This group, comprised of as many as a dozen individuals and sometimes as few as two, meets informally every morning for conversation and walks around the airport apron. They sometimes assist visiting pilots with information about the community, how to get airport services if the office attendant is unavailable, and the availability of rental cars or taxis. Inevitably, if an opinion is required, more than one will be immediately available, which in turn creates additional conversation.

There is no head goose for this gaggle, but the senior members are recognized easily by their graying feathers. James Kunkle, 85, is the most senior of the group and cuts a trim figure by keeping fit with walks up the taxiways of Santa Ynez Airport.
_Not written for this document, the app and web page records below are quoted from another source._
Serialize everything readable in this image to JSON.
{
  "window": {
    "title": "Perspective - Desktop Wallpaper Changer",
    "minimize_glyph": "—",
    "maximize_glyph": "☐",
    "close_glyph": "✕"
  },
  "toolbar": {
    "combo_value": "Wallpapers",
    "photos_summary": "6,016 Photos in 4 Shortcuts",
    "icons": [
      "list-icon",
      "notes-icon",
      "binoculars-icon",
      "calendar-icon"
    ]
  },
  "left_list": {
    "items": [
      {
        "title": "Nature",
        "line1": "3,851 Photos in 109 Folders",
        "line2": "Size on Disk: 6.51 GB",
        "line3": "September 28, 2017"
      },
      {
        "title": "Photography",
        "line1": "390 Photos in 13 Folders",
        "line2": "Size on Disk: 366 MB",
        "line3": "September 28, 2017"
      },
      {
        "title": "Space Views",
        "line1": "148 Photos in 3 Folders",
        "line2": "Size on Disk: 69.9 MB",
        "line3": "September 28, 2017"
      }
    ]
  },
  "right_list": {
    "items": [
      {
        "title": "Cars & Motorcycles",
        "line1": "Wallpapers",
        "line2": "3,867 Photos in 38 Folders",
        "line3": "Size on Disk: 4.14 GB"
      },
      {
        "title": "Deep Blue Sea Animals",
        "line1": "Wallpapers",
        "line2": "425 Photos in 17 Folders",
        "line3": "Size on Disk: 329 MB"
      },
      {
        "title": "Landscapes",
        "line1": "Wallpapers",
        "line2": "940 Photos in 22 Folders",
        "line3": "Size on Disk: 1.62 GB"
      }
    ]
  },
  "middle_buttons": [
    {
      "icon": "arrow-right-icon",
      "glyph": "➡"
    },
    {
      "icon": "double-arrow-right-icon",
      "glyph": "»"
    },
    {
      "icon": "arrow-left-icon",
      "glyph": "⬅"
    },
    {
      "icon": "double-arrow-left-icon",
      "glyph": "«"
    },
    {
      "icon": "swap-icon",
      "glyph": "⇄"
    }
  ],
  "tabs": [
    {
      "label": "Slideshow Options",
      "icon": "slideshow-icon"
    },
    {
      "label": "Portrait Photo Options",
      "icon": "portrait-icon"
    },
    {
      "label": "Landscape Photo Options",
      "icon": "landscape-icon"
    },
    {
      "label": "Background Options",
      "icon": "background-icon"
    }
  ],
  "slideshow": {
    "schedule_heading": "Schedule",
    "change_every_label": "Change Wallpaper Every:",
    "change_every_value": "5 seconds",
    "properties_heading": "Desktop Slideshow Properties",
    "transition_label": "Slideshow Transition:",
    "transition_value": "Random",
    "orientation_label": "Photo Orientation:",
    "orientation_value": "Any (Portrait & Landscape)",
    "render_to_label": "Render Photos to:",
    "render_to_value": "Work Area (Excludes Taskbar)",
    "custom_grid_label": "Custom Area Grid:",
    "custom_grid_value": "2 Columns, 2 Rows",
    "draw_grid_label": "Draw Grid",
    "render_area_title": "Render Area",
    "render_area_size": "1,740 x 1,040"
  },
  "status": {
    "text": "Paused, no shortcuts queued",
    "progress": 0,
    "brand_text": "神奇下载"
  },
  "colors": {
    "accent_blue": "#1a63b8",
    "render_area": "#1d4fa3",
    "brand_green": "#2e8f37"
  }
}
A decorated P-38 pilot who flew during the invasion of Normandy in World War II, Kunkle still flies regularly in one of the many aircraft he keeps hangared at the airport.

 

Burt Mack, 78, of Buellton, still flies a twin engine Cessna 310. Retired after 24 years with Granite Construction, Mack has owned 14 airplanes since he started flying in 1952. Mack is a native of Saskatchewan, Canada.

Gerry Foxwell, 76, is another senior member of the gaggle, having been a user of the airport for the past 31 years. The Santa Ynez resident retired as a mechanical engineer from Delco Systems and is still active as an airframe and power plant mechanic with inspection authorization from the FAA. Flying since the mid-1960s, Foxwell still pilots his Beechcraft Bonanza single engine airplane.

Ron Murphy, a Solvang resident, also keeps his Bellanca Cruise Master hangared at Santa Ynez Airport. The 73-year-old retired electrician has restored the yellow single engine aircraft twice.

George McClellan retired from the Santa Fe Springs fire department. At 69, McClellan still actively flies a Cozy III experimental aircraft. The Cozy is a canard-design plane with a small wing at the front and the main wing at the rear.

 

Chuck Potter of Solvang, is a 73-year-old retiree  from McDonnell-Douglas Aircraft and Boeing Aircraft companies in Long Beach. Potter was the owner of a single-engine Navion and at one time owned and flew a rare Republic SeaBee, an amphibious aircraft with a pusher engine mounted atop the fuselage.

The gaggle is comprised of other members: Alan Jones, a charter pilot and owner of Sunwest Aviation; Ellis Clark, a Solvang resident and pilot of an award winning Piper J-3 Cub; Mike McCann, a corporate business jet pilot; and the youngest member, 28-year-old Travis Foss, who flies several different aircraft and has the distinction of saving the life of another local pilot who crashed in the San Rafael wilderness area by searching the area and finding the crash site before the passengers of the crashed aircraft could perish from exposure. Jim Kunkle, the son of James Kunkle, is the airport manager and president of the Airport Authority. He occasionally joins the gaggle when time permits.

During a recent stormy Friday at Santa Ynez Airport, the gaggle proved to be more than just a social and conversation group. As the wind gained strength and began moving airplanes that were not securely tied down on the ramp, some of the members of the gaggle patrolled the airport area and secured those airplanes, saving them from certain damage.